| The data |
###

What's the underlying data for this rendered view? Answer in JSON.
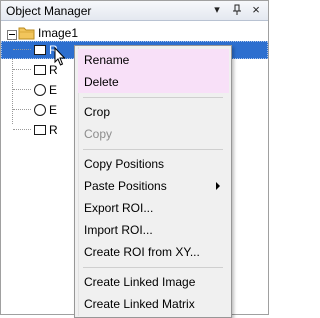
{
  "panel": {
    "title": "Object Manager",
    "buttons": {
      "dropdown": "▾",
      "pin": "📌",
      "close": "×"
    }
  },
  "tree": {
    "root": {
      "label": "Image1",
      "icon": "folder-icon",
      "expander": "minus"
    },
    "children": [
      {
        "label": "R",
        "icon": "rectangle-icon",
        "selected": true
      },
      {
        "label": "R",
        "icon": "rectangle-icon",
        "selected": false
      },
      {
        "label": "E",
        "icon": "ellipse-icon",
        "selected": false
      },
      {
        "label": "E",
        "icon": "ellipse-icon",
        "selected": false
      },
      {
        "label": "R",
        "icon": "rectangle-icon",
        "selected": false
      }
    ]
  },
  "context_menu": {
    "items": [
      {
        "label": "Rename",
        "enabled": true,
        "highlight": true
      },
      {
        "label": "Delete",
        "enabled": true,
        "highlight": true
      },
      {
        "label": "Crop",
        "enabled": true
      },
      {
        "label": "Copy",
        "enabled": false
      },
      {
        "label": "Copy Positions",
        "enabled": true
      },
      {
        "label": "Paste Positions",
        "enabled": true,
        "submenu": true
      },
      {
        "label": "Export ROI...",
        "enabled": true
      },
      {
        "label": "Import ROI...",
        "enabled": true
      },
      {
        "label": "Create ROI from XY...",
        "enabled": true
      },
      {
        "label": "Create Linked Image",
        "enabled": true
      },
      {
        "label": "Create Linked Matrix",
        "enabled": true
      }
    ]
  },
  "colors": {
    "selection": "#2d6fcf",
    "menu_highlight": "#f8e0f8",
    "menu_background": "#f0f0f0",
    "disabled_text": "#8d8d8d"
  }
}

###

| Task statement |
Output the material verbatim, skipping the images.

| Expected answer |
What's the underlying data for this rendered view? Answer in JSON.
{
  "panel": {
    "title": "Object Manager",
    "buttons": {
      "dropdown": "▾",
      "pin": "📌",
      "close": "×"
    }
  },
  "tree": {
    "root": {
      "label": "Image1",
      "icon": "folder-icon",
      "expander": "minus"
    },
    "children": [
      {
        "label": "R",
        "icon": "rectangle-icon",
        "selected": true
      },
      {
        "label": "R",
        "icon": "rectangle-icon",
        "selected": false
      },
      {
        "label": "E",
        "icon": "ellipse-icon",
        "selected": false
      },
      {
        "label": "E",
        "icon": "ellipse-icon",
        "selected": false
      },
      {
        "label": "R",
        "icon": "rectangle-icon",
        "selected": false
      }
    ]
  },
  "context_menu": {
    "items": [
      {
        "label": "Rename",
        "enabled": true,
        "highlight": true
      },
      {
        "label": "Delete",
        "enabled": true,
        "highlight": true
      },
      {
        "label": "Crop",
        "enabled": true
      },
      {
        "label": "Copy",
        "enabled": false
      },
      {
        "label": "Copy Positions",
        "enabled": true
      },
      {
        "label": "Paste Positions",
        "enabled": true,
        "submenu": true
      },
      {
        "label": "Export ROI...",
        "enabled": true
      },
      {
        "label": "Import ROI...",
        "enabled": true
      },
      {
        "label": "Create ROI from XY...",
        "enabled": true
      },
      {
        "label": "Create Linked Image",
        "enabled": true
      },
      {
        "label": "Create Linked Matrix",
        "enabled": true
      }
    ]
  },
  "colors": {
    "selection": "#2d6fcf",
    "menu_highlight": "#f8e0f8",
    "menu_background": "#f0f0f0",
    "disabled_text": "#8d8d8d"
  }
}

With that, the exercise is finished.